Applying Strickland, the Appellate Court determined that the performance of Turner’s appellate counsel was not outside the range of objective reasonableness because reasonable professional judgment “did not require appellate counsel to disregard the linguistic meaning of section 18-3(a).” In the state court’s view, to “take” something means to get the object into one’s possession, power, or control; the court observed that a person “can get a car into one’s power or control without emptying the car of all people.” Accordingly, the court concluded that appellate counsel’s failure to argue that the vehicular hijacking statute requires a showing that defendant physically separated the victim from her car was not objectively unreasonable. Doc. 26, Ex. H, pp. 2-3.

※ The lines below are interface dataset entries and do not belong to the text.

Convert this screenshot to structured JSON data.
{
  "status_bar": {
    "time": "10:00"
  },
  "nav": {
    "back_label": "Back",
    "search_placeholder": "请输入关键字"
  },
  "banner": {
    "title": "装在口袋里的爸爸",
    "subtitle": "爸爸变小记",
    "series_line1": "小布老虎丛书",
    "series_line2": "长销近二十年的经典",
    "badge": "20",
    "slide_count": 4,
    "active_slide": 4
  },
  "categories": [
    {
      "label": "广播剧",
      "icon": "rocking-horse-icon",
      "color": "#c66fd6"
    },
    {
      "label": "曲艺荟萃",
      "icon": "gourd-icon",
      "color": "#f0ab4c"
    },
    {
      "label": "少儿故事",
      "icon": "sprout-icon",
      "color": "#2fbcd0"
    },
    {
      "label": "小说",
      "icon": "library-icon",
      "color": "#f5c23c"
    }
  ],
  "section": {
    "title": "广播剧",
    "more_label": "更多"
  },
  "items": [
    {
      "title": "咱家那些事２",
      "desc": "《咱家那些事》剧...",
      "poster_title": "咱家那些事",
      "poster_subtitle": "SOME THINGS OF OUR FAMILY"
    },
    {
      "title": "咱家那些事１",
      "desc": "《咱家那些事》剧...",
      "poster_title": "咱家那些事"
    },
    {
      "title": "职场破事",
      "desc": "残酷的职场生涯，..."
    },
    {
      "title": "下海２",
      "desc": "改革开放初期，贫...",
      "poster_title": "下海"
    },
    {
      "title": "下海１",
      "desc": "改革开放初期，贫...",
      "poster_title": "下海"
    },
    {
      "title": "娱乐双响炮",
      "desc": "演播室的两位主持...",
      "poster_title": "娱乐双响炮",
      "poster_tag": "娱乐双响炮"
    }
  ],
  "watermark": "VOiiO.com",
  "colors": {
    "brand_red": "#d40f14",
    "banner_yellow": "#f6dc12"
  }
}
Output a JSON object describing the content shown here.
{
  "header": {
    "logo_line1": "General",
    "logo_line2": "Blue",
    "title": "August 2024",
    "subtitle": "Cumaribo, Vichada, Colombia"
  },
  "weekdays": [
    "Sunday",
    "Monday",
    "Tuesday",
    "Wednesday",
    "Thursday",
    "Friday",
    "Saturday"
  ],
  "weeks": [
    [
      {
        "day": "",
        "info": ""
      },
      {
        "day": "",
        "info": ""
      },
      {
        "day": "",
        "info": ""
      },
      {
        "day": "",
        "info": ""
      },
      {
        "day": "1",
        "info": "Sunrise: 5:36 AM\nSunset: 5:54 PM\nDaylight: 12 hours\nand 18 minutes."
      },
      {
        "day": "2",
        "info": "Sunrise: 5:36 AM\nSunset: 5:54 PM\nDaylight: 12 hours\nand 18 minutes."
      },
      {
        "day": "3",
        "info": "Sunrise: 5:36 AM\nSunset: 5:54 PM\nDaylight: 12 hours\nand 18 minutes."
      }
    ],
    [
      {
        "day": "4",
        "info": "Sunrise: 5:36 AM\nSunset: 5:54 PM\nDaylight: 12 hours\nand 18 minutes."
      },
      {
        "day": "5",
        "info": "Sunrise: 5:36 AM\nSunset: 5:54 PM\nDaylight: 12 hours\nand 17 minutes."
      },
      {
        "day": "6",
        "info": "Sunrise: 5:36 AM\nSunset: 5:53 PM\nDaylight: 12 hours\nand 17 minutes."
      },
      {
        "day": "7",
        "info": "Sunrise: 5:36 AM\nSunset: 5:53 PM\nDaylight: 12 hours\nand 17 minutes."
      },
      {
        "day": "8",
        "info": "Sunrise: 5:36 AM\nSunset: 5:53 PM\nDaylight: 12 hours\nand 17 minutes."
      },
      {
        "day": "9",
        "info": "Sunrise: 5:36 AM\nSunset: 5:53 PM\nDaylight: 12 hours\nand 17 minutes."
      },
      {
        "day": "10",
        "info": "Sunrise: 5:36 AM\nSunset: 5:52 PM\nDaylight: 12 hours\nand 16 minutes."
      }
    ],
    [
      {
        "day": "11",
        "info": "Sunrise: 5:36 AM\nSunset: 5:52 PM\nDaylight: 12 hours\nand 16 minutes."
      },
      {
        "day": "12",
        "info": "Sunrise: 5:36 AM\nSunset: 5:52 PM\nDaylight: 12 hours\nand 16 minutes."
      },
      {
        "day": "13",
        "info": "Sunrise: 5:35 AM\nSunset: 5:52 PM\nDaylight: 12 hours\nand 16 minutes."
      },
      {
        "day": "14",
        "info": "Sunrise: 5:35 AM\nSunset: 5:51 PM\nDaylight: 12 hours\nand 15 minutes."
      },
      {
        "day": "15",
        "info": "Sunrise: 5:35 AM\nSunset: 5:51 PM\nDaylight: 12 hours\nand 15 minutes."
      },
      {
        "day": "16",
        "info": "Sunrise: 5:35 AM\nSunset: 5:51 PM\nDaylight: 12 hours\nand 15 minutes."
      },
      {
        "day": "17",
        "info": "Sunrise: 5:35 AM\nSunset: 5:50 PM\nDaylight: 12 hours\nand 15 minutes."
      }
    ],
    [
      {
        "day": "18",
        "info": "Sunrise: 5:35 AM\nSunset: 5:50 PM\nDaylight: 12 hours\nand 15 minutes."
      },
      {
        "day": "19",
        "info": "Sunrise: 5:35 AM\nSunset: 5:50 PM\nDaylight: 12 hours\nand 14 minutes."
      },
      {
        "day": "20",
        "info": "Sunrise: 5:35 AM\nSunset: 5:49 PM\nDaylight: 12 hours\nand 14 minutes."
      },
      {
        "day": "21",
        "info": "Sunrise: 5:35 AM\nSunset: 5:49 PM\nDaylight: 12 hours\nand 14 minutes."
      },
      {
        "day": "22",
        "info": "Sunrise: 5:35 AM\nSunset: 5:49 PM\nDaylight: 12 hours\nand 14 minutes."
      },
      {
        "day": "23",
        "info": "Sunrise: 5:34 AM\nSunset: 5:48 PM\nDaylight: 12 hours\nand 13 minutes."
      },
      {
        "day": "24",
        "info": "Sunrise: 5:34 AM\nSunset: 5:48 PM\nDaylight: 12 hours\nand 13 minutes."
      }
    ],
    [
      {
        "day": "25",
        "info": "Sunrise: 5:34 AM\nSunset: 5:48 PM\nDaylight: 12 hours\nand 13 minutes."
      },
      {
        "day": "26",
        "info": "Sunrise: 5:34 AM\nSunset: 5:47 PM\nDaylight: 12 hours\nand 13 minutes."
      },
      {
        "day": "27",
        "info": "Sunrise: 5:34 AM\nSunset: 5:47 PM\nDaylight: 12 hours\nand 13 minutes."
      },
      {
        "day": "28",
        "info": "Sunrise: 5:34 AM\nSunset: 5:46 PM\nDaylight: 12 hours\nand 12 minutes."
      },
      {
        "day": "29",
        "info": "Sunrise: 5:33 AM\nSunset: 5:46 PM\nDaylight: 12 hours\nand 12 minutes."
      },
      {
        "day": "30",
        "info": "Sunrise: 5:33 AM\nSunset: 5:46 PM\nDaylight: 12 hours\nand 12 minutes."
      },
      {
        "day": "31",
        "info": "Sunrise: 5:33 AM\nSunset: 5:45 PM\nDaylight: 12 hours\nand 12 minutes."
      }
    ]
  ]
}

Petitioner has not demonstrated that the Appellate Court’s application of Strickland was unreasonable. In fact, it was not. To prevail on a claim that appellate counsel was ineffective for failing to raise a particular issue, petitioner “must show that appellate counsel failed to raise an obvious issue that is stronger than the other claims raised and that prejudice flowed from that failure.” Johnson v. Thurmer, 624 F.3d 786, 793 (7th Cir. 2010). Here, the state court determined that counsel’s interpretation of the state statute was within the realm of acceptable professional opinion. This Court cannot review the correctness of that conclusion as it is purely a matter of state law. Notably, Turner cited no Illinois case in his postconviction brief holding that the state is required to prove that the defendant physically separated the victim from her vehicle in a vehicular hijacking case. He cites no such Illinois case here. Under these circumstances, the issue cannot be said to have been “obvious.” Under the doubly deferential standard of review, Harrington, 131 S.Ct. at 788, this Court must conclude that the Illinois Appellate Court’s application of Strickland was not unreasonable. Therefore, Turner is not entitled to habeas relief.
Pursuant to Rule 11 of the Rules Governing Section 2254 Cases, this Court must “issue or deny a certificate of appealability when it enters a final order adverse to the applicant.” A certificate should be issued only where the petitioner “has made a substantial showing of the denial of a constitutional right.” 28 U.S.C. § 2253(c)(2). No reasonable jurist could find the above assessment of plaintiffs claims to be debatable. See Slack v. McDaniel, 529 U.S. 473, 484 (2000). Accordingly, the Court denies a certificate of appealability.
Daniel Turner’s petition for habeas relief under 28 U.S.C. § 2254 (Doc. 9) is DENIED. This cause of action is DISMISSED WITH PREJUDICE. The Clerk of Court shall enter judgment accordingly.
IT IS SO ORDERED.